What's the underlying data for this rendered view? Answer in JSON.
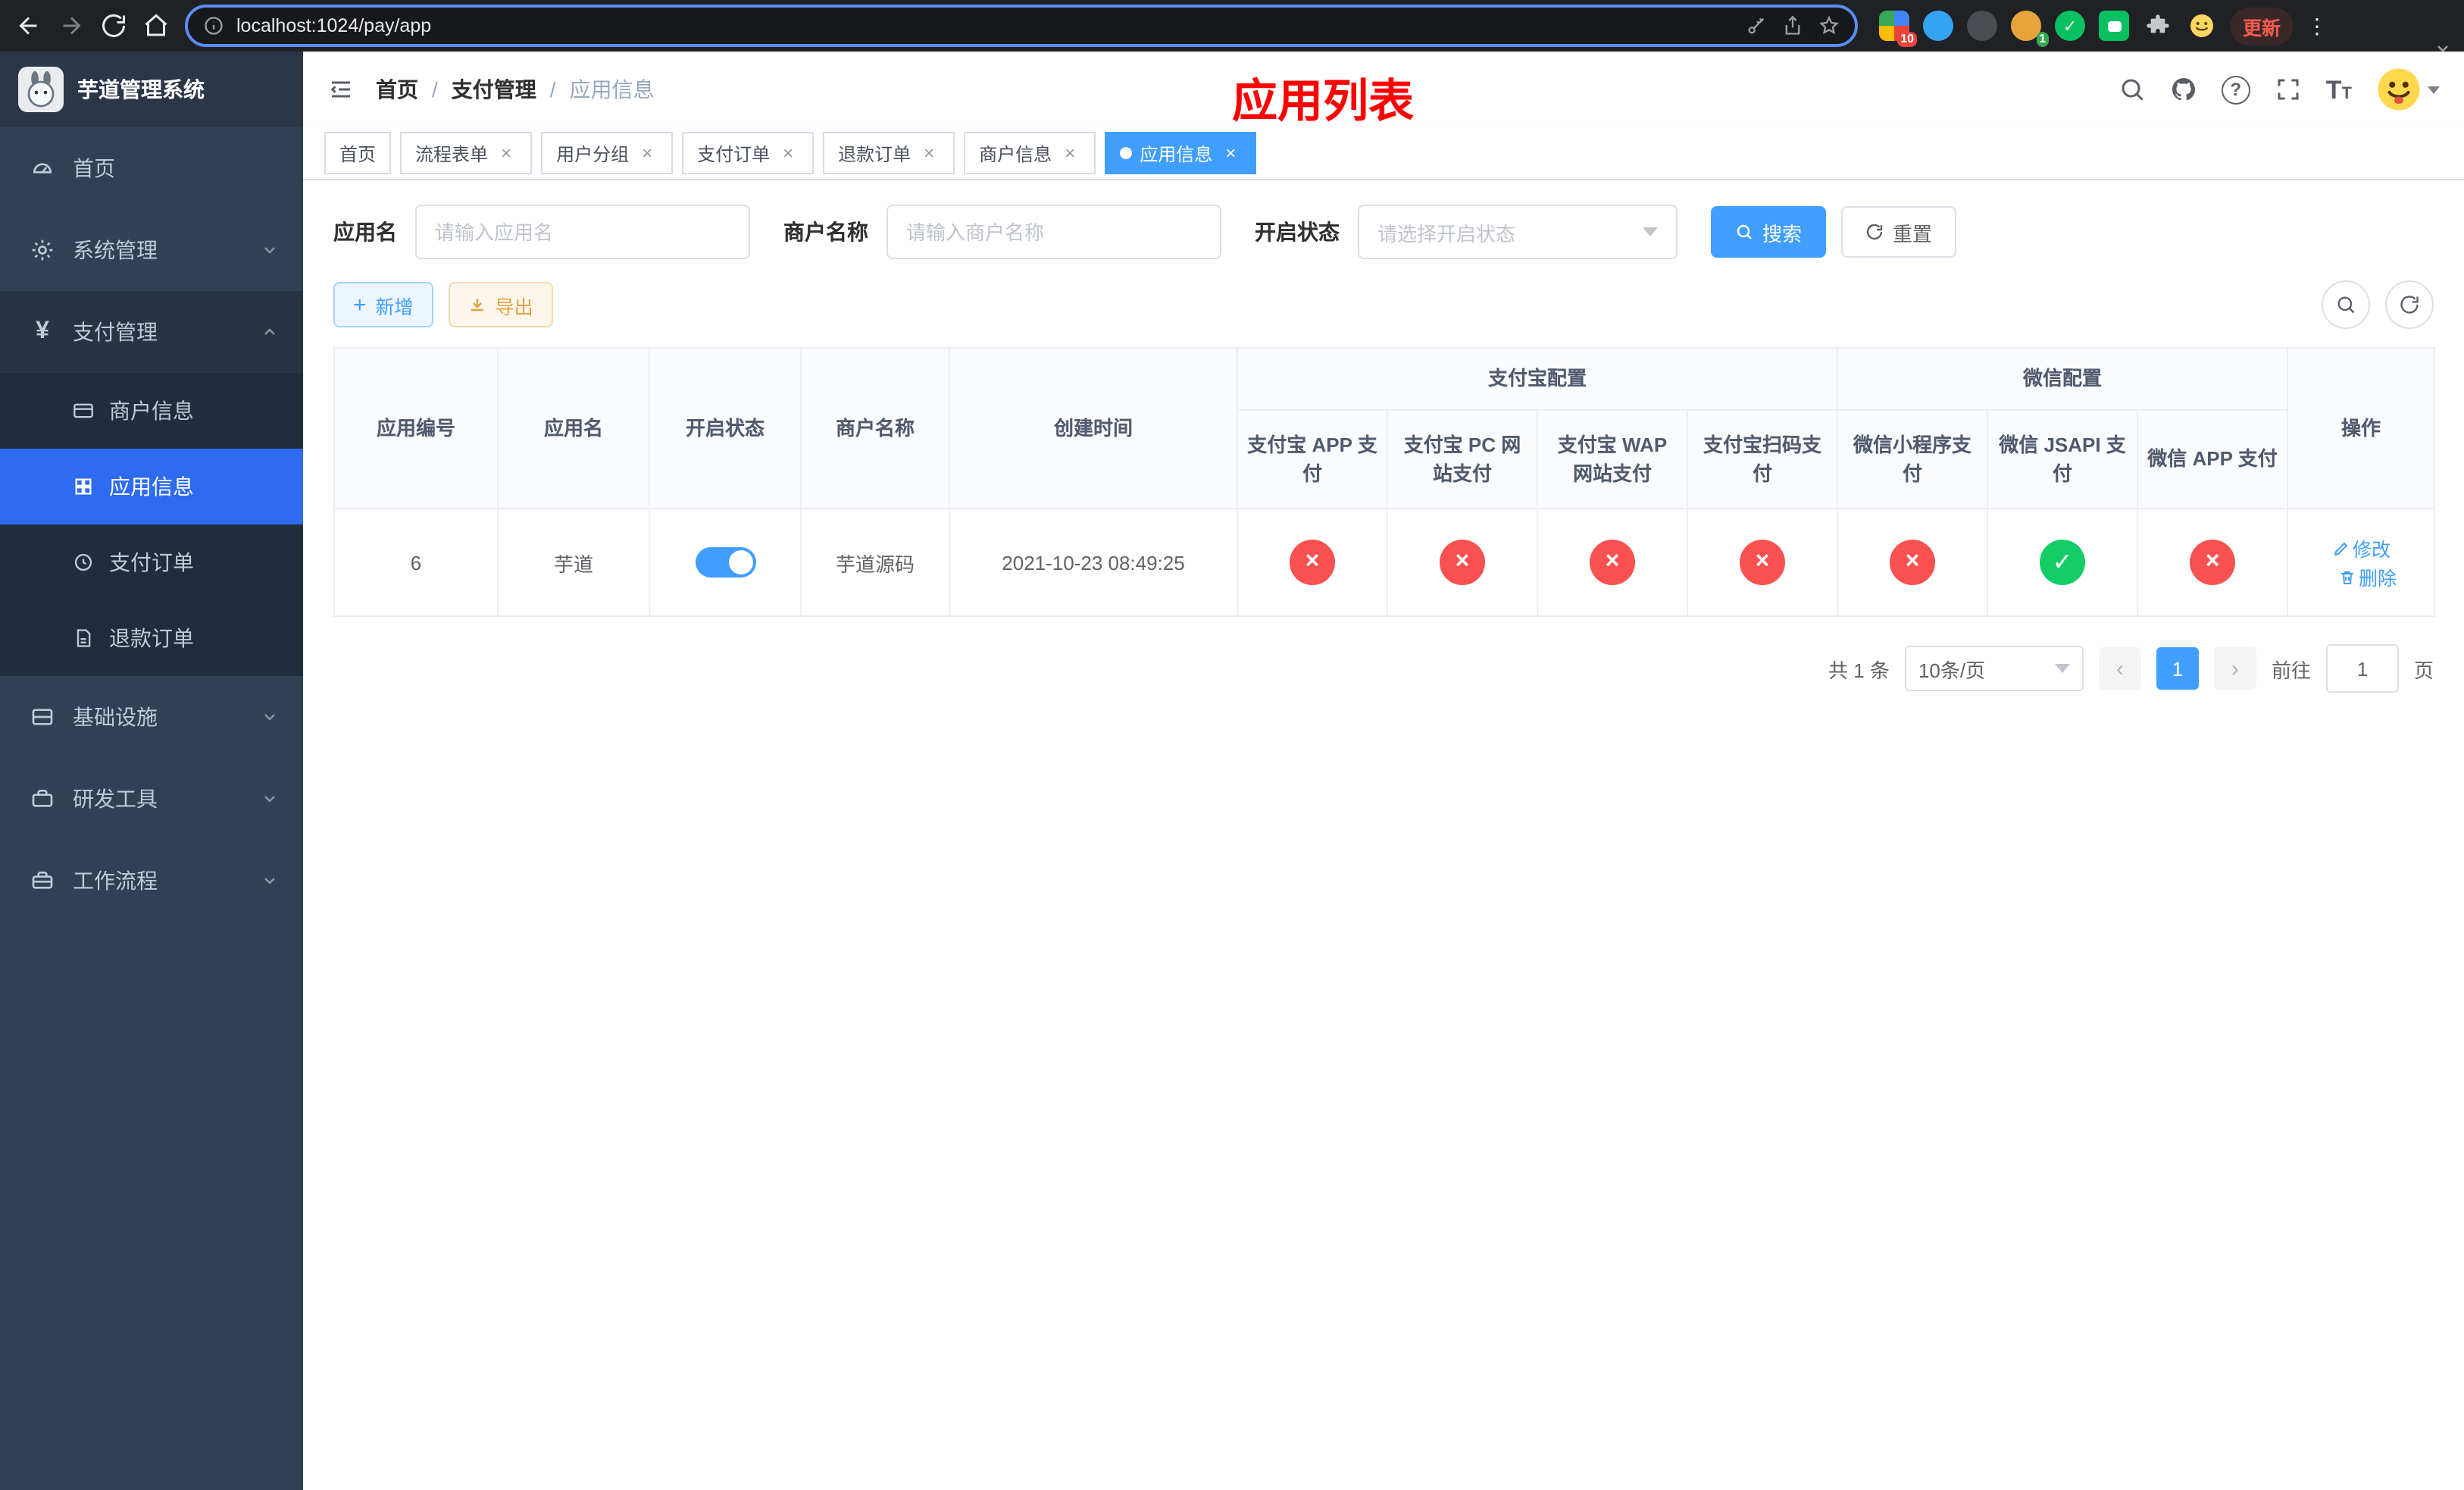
{
  "browser": {
    "url": "localhost:1024/pay/app",
    "update_label": "更新",
    "ext_badge_count": "10",
    "profile_badge_count": "1"
  },
  "sidebar": {
    "title": "芋道管理系统",
    "menu": [
      {
        "label": "首页"
      },
      {
        "label": "系统管理"
      },
      {
        "label": "支付管理"
      },
      {
        "label": "基础设施"
      },
      {
        "label": "研发工具"
      },
      {
        "label": "工作流程"
      }
    ],
    "submenu": [
      {
        "label": "商户信息"
      },
      {
        "label": "应用信息"
      },
      {
        "label": "支付订单"
      },
      {
        "label": "退款订单"
      }
    ]
  },
  "navbar": {
    "breadcrumb": [
      "首页",
      "支付管理",
      "应用信息"
    ],
    "annotation": "应用列表"
  },
  "tabs": [
    {
      "label": "首页"
    },
    {
      "label": "流程表单"
    },
    {
      "label": "用户分组"
    },
    {
      "label": "支付订单"
    },
    {
      "label": "退款订单"
    },
    {
      "label": "商户信息"
    },
    {
      "label": "应用信息"
    }
  ],
  "filters": {
    "app_name": {
      "label": "应用名",
      "placeholder": "请输入应用名",
      "value": ""
    },
    "merchant_name": {
      "label": "商户名称",
      "placeholder": "请输入商户名称",
      "value": ""
    },
    "status": {
      "label": "开启状态",
      "placeholder": "请选择开启状态"
    },
    "search_label": "搜索",
    "reset_label": "重置"
  },
  "toolbar": {
    "add_label": "新增",
    "export_label": "导出"
  },
  "table": {
    "group_headers": {
      "alipay": "支付宝配置",
      "wechat": "微信配置"
    },
    "plain_headers": {
      "id": "应用编号",
      "name": "应用名",
      "status": "开启状态",
      "merchant": "商户名称",
      "created": "创建时间",
      "actions": "操作"
    },
    "sub_headers": [
      "支付宝 APP 支付",
      "支付宝 PC 网站支付",
      "支付宝 WAP 网站支付",
      "支付宝扫码支付",
      "微信小程序支付",
      "微信 JSAPI 支付",
      "微信 APP 支付"
    ],
    "row": {
      "id": "6",
      "name": "芋道",
      "enabled": true,
      "merchant": "芋道源码",
      "created": "2021-10-23 08:49:25",
      "pay_statuses": [
        "no",
        "no",
        "no",
        "no",
        "no",
        "yes",
        "no"
      ],
      "edit_label": "修改",
      "delete_label": "删除"
    }
  },
  "pagination": {
    "total": "共 1 条",
    "page_size": "10条/页",
    "page": "1",
    "goto_prefix": "前往",
    "goto_value": "1",
    "goto_suffix": "页"
  },
  "colors": {
    "primary": "#409eff",
    "sidebar_active": "#2d6bf0",
    "danger": "#f8514f",
    "success": "#13ce66",
    "warning": "#e6a23c",
    "annotation_red": "#ff0000"
  }
}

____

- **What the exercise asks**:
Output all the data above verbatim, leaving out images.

- **Answer to this exercise**:
What's the underlying data for this rendered view? Answer in JSON.
{
  "browser": {
    "url": "localhost:1024/pay/app",
    "update_label": "更新",
    "ext_badge_count": "10",
    "profile_badge_count": "1"
  },
  "sidebar": {
    "title": "芋道管理系统",
    "menu": [
      {
        "label": "首页"
      },
      {
        "label": "系统管理"
      },
      {
        "label": "支付管理"
      },
      {
        "label": "基础设施"
      },
      {
        "label": "研发工具"
      },
      {
        "label": "工作流程"
      }
    ],
    "submenu": [
      {
        "label": "商户信息"
      },
      {
        "label": "应用信息"
      },
      {
        "label": "支付订单"
      },
      {
        "label": "退款订单"
      }
    ]
  },
  "navbar": {
    "breadcrumb": [
      "首页",
      "支付管理",
      "应用信息"
    ],
    "annotation": "应用列表"
  },
  "tabs": [
    {
      "label": "首页"
    },
    {
      "label": "流程表单"
    },
    {
      "label": "用户分组"
    },
    {
      "label": "支付订单"
    },
    {
      "label": "退款订单"
    },
    {
      "label": "商户信息"
    },
    {
      "label": "应用信息"
    }
  ],
  "filters": {
    "app_name": {
      "label": "应用名",
      "placeholder": "请输入应用名",
      "value": ""
    },
    "merchant_name": {
      "label": "商户名称",
      "placeholder": "请输入商户名称",
      "value": ""
    },
    "status": {
      "label": "开启状态",
      "placeholder": "请选择开启状态"
    },
    "search_label": "搜索",
    "reset_label": "重置"
  },
  "toolbar": {
    "add_label": "新增",
    "export_label": "导出"
  },
  "table": {
    "group_headers": {
      "alipay": "支付宝配置",
      "wechat": "微信配置"
    },
    "plain_headers": {
      "id": "应用编号",
      "name": "应用名",
      "status": "开启状态",
      "merchant": "商户名称",
      "created": "创建时间",
      "actions": "操作"
    },
    "sub_headers": [
      "支付宝 APP 支付",
      "支付宝 PC 网站支付",
      "支付宝 WAP 网站支付",
      "支付宝扫码支付",
      "微信小程序支付",
      "微信 JSAPI 支付",
      "微信 APP 支付"
    ],
    "row": {
      "id": "6",
      "name": "芋道",
      "enabled": true,
      "merchant": "芋道源码",
      "created": "2021-10-23 08:49:25",
      "pay_statuses": [
        "no",
        "no",
        "no",
        "no",
        "no",
        "yes",
        "no"
      ],
      "edit_label": "修改",
      "delete_label": "删除"
    }
  },
  "pagination": {
    "total": "共 1 条",
    "page_size": "10条/页",
    "page": "1",
    "goto_prefix": "前往",
    "goto_value": "1",
    "goto_suffix": "页"
  },
  "colors": {
    "primary": "#409eff",
    "sidebar_active": "#2d6bf0",
    "danger": "#f8514f",
    "success": "#13ce66",
    "warning": "#e6a23c",
    "annotation_red": "#ff0000"
  }
}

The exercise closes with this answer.